ASSIGNMENT ->
Copy every line of the records that includes the word "content".

INPUT ->
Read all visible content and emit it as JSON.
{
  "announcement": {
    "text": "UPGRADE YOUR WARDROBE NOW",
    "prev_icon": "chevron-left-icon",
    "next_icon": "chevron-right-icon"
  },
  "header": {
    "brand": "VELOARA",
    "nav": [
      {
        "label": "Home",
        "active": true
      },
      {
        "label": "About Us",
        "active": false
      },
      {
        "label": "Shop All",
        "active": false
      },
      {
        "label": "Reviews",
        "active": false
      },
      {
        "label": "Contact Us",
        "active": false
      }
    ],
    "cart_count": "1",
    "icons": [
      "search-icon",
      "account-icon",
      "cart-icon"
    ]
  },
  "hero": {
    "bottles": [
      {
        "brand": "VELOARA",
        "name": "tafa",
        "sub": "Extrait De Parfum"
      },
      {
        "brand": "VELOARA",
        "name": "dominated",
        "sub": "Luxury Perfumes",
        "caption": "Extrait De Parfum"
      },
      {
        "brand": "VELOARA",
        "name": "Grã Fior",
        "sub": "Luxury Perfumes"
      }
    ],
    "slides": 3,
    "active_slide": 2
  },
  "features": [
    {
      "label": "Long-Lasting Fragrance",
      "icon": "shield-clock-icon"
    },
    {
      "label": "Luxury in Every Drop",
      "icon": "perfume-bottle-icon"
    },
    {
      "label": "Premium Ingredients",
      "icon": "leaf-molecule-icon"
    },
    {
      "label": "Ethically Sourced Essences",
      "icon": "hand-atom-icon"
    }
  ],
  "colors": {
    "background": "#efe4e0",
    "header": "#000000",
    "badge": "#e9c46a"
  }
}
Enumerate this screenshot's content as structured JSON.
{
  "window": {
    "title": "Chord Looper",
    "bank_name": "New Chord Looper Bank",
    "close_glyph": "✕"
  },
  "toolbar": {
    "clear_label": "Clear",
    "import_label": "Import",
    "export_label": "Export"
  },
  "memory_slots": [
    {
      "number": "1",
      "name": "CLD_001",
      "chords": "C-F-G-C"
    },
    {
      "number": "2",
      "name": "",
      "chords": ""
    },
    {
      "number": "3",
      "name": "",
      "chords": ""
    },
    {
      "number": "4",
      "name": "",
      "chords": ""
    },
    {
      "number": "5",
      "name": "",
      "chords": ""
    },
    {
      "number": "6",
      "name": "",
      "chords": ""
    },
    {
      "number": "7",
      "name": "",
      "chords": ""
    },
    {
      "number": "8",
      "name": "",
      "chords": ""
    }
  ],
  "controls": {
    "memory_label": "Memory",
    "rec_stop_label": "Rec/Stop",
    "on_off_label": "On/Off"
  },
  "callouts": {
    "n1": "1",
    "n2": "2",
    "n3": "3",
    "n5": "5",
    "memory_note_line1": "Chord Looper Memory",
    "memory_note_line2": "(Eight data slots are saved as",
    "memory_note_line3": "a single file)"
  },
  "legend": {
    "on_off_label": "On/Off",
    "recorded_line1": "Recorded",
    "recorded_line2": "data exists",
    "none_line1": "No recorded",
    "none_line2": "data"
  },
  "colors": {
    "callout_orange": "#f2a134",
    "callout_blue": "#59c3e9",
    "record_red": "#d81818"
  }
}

RESPONSE FOR THIS EXERCISE ->
Read all visible content and emit it as JSON.
Enumerate this screenshot's content as structured JSON.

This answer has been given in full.